(DATASET ENTRIES)

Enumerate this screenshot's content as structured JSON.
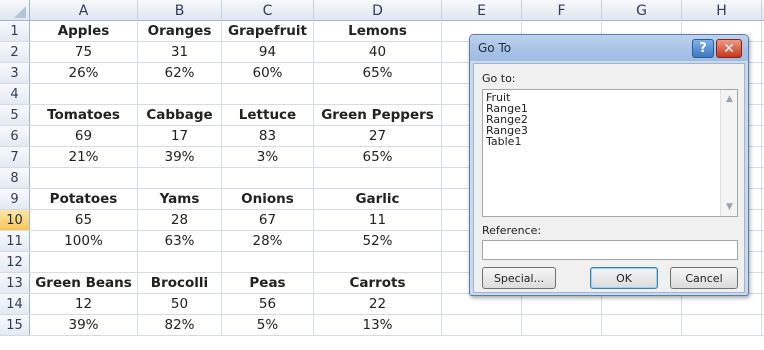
{
  "columns": [
    "A",
    "B",
    "C",
    "D",
    "E",
    "F",
    "G",
    "H"
  ],
  "row_numbers": [
    "1",
    "2",
    "3",
    "4",
    "5",
    "6",
    "7",
    "8",
    "9",
    "10",
    "11",
    "12",
    "13",
    "14",
    "15"
  ],
  "selected_row": "10",
  "rows": [
    [
      "Apples",
      "Oranges",
      "Grapefruit",
      "Lemons"
    ],
    [
      "75",
      "31",
      "94",
      "40"
    ],
    [
      "26%",
      "62%",
      "60%",
      "65%"
    ],
    [
      "",
      "",
      "",
      ""
    ],
    [
      "Tomatoes",
      "Cabbage",
      "Lettuce",
      "Green Peppers"
    ],
    [
      "69",
      "17",
      "83",
      "27"
    ],
    [
      "21%",
      "39%",
      "3%",
      "65%"
    ],
    [
      "",
      "",
      "",
      ""
    ],
    [
      "Potatoes",
      "Yams",
      "Onions",
      "Garlic"
    ],
    [
      "65",
      "28",
      "67",
      "11"
    ],
    [
      "100%",
      "63%",
      "28%",
      "52%"
    ],
    [
      "",
      "",
      "",
      ""
    ],
    [
      "Green Beans",
      "Brocolli",
      "Peas",
      "Carrots"
    ],
    [
      "12",
      "50",
      "56",
      "22"
    ],
    [
      "39%",
      "82%",
      "5%",
      "13%"
    ]
  ],
  "bold_rows": [
    0,
    4,
    8,
    12
  ],
  "dialog": {
    "title": "Go To",
    "help_label": "?",
    "close_label": "✕",
    "goto_label": "Go to:",
    "items": [
      "Fruit",
      "Range1",
      "Range2",
      "Range3",
      "Table1"
    ],
    "reference_label": "Reference:",
    "reference_value": "",
    "special_button": "Special...",
    "ok_button": "OK",
    "cancel_button": "Cancel"
  },
  "colors": {
    "header_blue": "#dfe6ef",
    "selected_row_header": "#f7c65b",
    "dialog_frame": "#c9d9ee",
    "close_red": "#c7361d"
  }
}
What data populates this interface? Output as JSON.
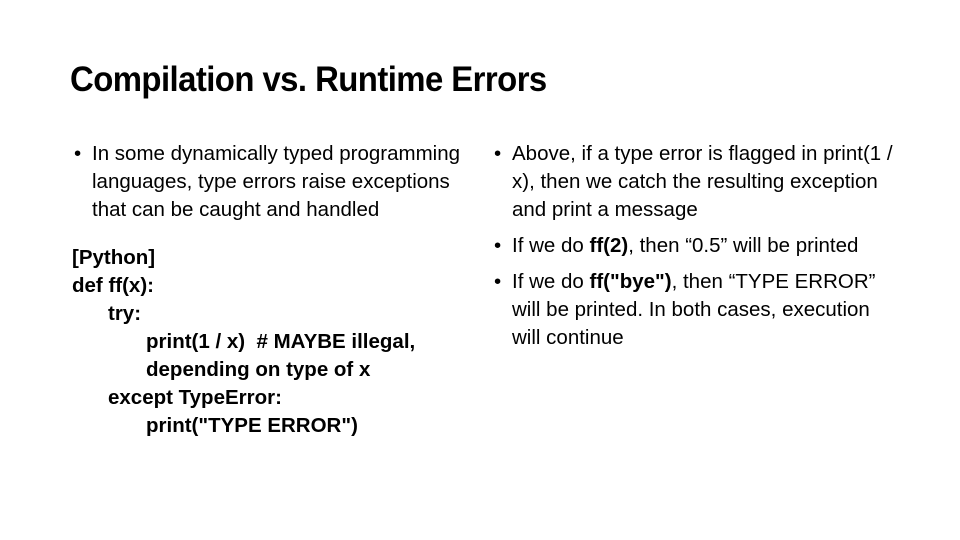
{
  "slide": {
    "title": "Compilation vs. Runtime Errors",
    "background_color": "#ffffff",
    "text_color": "#000000",
    "bullet_glyph": "•"
  },
  "left_column": {
    "bullets": [
      {
        "text": "In some dynamically typed programming languages, type errors raise exceptions that can be caught and handled"
      }
    ],
    "code_block": {
      "lines": [
        {
          "indent": 0,
          "text": "[Python]"
        },
        {
          "indent": 0,
          "text": "def ff(x):"
        },
        {
          "indent": 1,
          "text": "try:"
        },
        {
          "indent": 2,
          "text": "print(1 / x)  # MAYBE illegal,"
        },
        {
          "indent": 2,
          "text": "depending on type of x"
        },
        {
          "indent": 1,
          "text": "except TypeError:"
        },
        {
          "indent": 2,
          "text": "print(\"TYPE ERROR\")"
        }
      ]
    }
  },
  "right_column": {
    "bullets": [
      {
        "parts": [
          {
            "text": "Above, if a type error is flagged in print(1 / x), then we catch the resulting exception and print a message",
            "bold": false
          }
        ]
      },
      {
        "parts": [
          {
            "text": "If we do ",
            "bold": false
          },
          {
            "text": "ff(2)",
            "bold": true
          },
          {
            "text": ", then “0.5” will be printed",
            "bold": false
          }
        ]
      },
      {
        "parts": [
          {
            "text": "If we do ",
            "bold": false
          },
          {
            "text": "ff(\"bye\")",
            "bold": true
          },
          {
            "text": ", then “TYPE ERROR” will be printed. In both cases, execution will continue",
            "bold": false
          }
        ]
      }
    ]
  }
}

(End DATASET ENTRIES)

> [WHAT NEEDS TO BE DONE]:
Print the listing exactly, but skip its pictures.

> [WORKED SOLUTION]:
Enumerate this screenshot's content as structured JSON.
{
  "columns": [
    "A",
    "B",
    "C",
    "D",
    "E",
    "F",
    "G",
    "H"
  ],
  "row_numbers": [
    "1",
    "2",
    "3",
    "4",
    "5",
    "6",
    "7",
    "8",
    "9",
    "10",
    "11",
    "12",
    "13",
    "14",
    "15"
  ],
  "selected_row": "10",
  "rows": [
    [
      "Apples",
      "Oranges",
      "Grapefruit",
      "Lemons"
    ],
    [
      "75",
      "31",
      "94",
      "40"
    ],
    [
      "26%",
      "62%",
      "60%",
      "65%"
    ],
    [
      "",
      "",
      "",
      ""
    ],
    [
      "Tomatoes",
      "Cabbage",
      "Lettuce",
      "Green Peppers"
    ],
    [
      "69",
      "17",
      "83",
      "27"
    ],
    [
      "21%",
      "39%",
      "3%",
      "65%"
    ],
    [
      "",
      "",
      "",
      ""
    ],
    [
      "Potatoes",
      "Yams",
      "Onions",
      "Garlic"
    ],
    [
      "65",
      "28",
      "67",
      "11"
    ],
    [
      "100%",
      "63%",
      "28%",
      "52%"
    ],
    [
      "",
      "",
      "",
      ""
    ],
    [
      "Green Beans",
      "Brocolli",
      "Peas",
      "Carrots"
    ],
    [
      "12",
      "50",
      "56",
      "22"
    ],
    [
      "39%",
      "82%",
      "5%",
      "13%"
    ]
  ],
  "bold_rows": [
    0,
    4,
    8,
    12
  ],
  "dialog": {
    "title": "Go To",
    "help_label": "?",
    "close_label": "✕",
    "goto_label": "Go to:",
    "items": [
      "Fruit",
      "Range1",
      "Range2",
      "Range3",
      "Table1"
    ],
    "reference_label": "Reference:",
    "reference_value": "",
    "special_button": "Special...",
    "ok_button": "OK",
    "cancel_button": "Cancel"
  },
  "colors": {
    "header_blue": "#dfe6ef",
    "selected_row_header": "#f7c65b",
    "dialog_frame": "#c9d9ee",
    "close_red": "#c7361d"
  }
}
What data populates this interface? Output as JSON.
{
  "slide": {
    "title": "Compilation vs. Runtime Errors",
    "background_color": "#ffffff",
    "text_color": "#000000",
    "bullet_glyph": "•"
  },
  "left_column": {
    "bullets": [
      {
        "text": "In some dynamically typed programming languages, type errors raise exceptions that can be caught and handled"
      }
    ],
    "code_block": {
      "lines": [
        {
          "indent": 0,
          "text": "[Python]"
        },
        {
          "indent": 0,
          "text": "def ff(x):"
        },
        {
          "indent": 1,
          "text": "try:"
        },
        {
          "indent": 2,
          "text": "print(1 / x)  # MAYBE illegal,"
        },
        {
          "indent": 2,
          "text": "depending on type of x"
        },
        {
          "indent": 1,
          "text": "except TypeError:"
        },
        {
          "indent": 2,
          "text": "print(\"TYPE ERROR\")"
        }
      ]
    }
  },
  "right_column": {
    "bullets": [
      {
        "parts": [
          {
            "text": "Above, if a type error is flagged in print(1 / x), then we catch the resulting exception and print a message",
            "bold": false
          }
        ]
      },
      {
        "parts": [
          {
            "text": "If we do ",
            "bold": false
          },
          {
            "text": "ff(2)",
            "bold": true
          },
          {
            "text": ", then “0.5” will be printed",
            "bold": false
          }
        ]
      },
      {
        "parts": [
          {
            "text": "If we do ",
            "bold": false
          },
          {
            "text": "ff(\"bye\")",
            "bold": true
          },
          {
            "text": ", then “TYPE ERROR” will be printed. In both cases, execution will continue",
            "bold": false
          }
        ]
      }
    ]
  }
}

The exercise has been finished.